##### Provided data
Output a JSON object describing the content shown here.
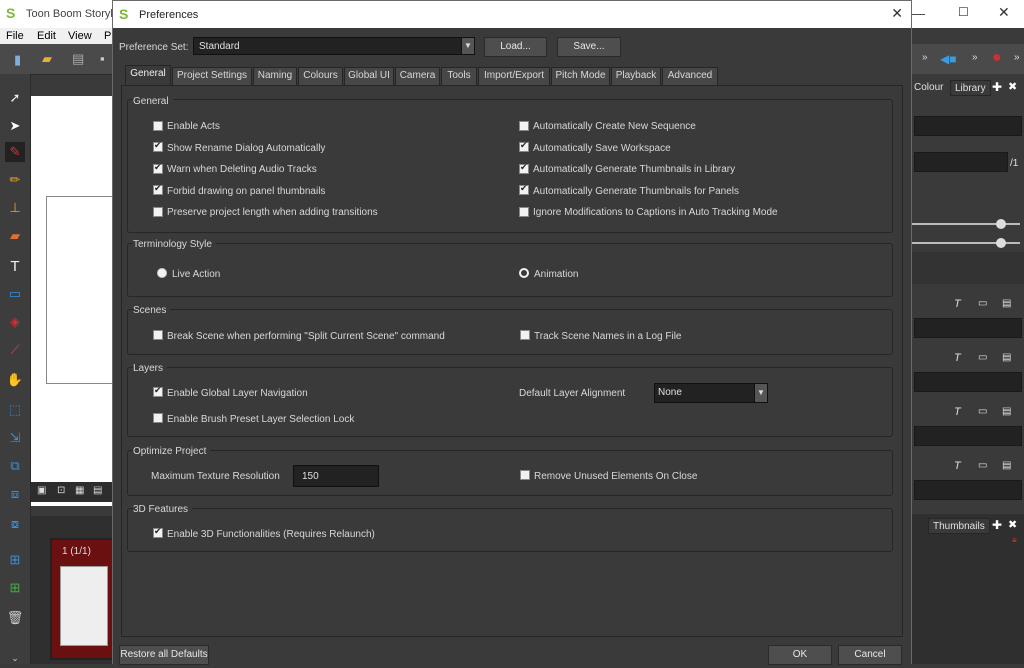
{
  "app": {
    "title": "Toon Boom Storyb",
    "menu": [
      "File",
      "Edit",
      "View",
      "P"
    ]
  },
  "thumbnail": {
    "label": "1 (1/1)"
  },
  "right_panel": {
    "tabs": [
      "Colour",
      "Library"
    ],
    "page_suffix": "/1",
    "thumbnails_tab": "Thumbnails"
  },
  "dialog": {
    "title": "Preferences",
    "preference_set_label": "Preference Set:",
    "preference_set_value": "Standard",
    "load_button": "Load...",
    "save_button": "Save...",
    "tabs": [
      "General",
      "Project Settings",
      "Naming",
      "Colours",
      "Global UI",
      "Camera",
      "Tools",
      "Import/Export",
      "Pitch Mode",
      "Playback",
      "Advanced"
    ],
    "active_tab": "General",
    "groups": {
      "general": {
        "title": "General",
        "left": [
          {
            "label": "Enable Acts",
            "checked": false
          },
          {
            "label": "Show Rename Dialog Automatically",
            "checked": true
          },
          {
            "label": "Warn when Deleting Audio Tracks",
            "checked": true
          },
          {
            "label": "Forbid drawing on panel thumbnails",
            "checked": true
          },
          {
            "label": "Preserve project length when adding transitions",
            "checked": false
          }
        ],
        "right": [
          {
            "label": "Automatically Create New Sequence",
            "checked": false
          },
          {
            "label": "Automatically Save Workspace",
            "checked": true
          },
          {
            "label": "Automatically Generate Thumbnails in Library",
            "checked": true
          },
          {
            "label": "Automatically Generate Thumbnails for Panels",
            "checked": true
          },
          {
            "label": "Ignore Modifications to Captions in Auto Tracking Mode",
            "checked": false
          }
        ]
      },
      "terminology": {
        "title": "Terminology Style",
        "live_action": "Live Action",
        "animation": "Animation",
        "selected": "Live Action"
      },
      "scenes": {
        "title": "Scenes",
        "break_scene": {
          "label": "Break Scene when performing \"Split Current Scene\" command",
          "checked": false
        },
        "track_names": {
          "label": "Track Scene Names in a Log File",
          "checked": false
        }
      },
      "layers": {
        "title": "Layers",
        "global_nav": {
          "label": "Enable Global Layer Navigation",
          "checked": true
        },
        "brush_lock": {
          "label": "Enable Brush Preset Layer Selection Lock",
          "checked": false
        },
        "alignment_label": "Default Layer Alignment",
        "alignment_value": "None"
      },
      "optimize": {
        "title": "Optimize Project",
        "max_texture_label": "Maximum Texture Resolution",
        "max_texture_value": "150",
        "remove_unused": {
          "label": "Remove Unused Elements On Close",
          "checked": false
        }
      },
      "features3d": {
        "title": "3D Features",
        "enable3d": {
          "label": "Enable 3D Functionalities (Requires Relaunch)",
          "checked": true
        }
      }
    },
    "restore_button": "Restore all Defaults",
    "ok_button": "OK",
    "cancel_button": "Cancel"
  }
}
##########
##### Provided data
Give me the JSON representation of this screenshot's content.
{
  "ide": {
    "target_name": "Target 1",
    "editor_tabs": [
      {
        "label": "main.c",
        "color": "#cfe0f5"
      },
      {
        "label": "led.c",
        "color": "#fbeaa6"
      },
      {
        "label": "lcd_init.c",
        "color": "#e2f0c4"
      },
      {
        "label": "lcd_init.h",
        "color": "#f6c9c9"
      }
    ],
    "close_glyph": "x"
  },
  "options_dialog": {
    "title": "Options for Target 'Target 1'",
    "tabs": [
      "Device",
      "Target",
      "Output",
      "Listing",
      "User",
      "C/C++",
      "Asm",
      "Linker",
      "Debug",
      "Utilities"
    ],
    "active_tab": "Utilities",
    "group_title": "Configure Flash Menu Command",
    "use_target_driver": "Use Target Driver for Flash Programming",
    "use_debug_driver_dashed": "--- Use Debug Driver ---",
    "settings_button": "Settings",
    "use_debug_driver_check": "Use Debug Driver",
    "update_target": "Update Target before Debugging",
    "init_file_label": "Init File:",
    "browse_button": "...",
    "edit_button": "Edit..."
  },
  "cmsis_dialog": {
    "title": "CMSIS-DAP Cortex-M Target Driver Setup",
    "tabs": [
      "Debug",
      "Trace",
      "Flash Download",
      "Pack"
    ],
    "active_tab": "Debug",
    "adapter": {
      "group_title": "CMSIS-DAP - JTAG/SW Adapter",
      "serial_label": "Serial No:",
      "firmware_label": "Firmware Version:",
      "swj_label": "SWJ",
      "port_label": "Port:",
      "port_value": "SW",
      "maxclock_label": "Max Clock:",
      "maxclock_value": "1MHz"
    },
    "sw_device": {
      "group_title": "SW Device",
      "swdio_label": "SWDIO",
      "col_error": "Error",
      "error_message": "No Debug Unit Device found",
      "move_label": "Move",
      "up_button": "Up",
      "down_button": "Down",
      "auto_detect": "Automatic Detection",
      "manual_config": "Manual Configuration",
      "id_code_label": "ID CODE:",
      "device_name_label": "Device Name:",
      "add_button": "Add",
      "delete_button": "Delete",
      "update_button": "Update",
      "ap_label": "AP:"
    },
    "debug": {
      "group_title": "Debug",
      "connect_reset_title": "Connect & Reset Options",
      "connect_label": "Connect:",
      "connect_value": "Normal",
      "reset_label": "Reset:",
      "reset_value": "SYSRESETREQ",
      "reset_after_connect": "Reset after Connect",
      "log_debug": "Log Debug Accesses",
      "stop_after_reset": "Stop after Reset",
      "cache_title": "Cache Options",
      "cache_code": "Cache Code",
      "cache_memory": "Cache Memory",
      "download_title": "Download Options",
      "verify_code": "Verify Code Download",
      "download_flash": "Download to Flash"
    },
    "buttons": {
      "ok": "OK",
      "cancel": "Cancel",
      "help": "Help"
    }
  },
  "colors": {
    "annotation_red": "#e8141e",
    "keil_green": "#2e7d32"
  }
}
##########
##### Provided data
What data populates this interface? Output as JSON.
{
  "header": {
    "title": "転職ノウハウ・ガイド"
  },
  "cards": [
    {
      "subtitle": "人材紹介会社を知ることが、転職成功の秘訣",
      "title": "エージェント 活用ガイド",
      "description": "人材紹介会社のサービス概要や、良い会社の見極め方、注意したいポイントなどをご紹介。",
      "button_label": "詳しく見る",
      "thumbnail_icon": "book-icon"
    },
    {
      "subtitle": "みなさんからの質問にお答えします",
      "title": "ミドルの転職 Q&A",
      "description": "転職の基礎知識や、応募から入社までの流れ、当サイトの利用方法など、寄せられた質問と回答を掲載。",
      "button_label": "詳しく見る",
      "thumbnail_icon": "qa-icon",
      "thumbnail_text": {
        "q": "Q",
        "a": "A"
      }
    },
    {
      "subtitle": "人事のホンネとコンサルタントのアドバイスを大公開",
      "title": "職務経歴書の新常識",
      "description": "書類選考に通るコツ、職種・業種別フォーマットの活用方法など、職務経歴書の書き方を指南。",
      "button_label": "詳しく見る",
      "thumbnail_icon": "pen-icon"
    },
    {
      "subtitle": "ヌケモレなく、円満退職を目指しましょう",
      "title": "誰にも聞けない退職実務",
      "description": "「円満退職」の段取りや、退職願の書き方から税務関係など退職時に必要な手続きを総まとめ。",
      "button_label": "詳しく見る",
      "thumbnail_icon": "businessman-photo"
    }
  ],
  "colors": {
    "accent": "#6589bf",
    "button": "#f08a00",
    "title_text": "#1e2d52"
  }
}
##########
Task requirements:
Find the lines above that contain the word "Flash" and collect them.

Solution:
    "group_title": "Configure Flash Menu Command",
    "use_target_driver": "Use Target Driver for Flash Programming",
      "Flash Download",
      "download_flash": "Download to Flash"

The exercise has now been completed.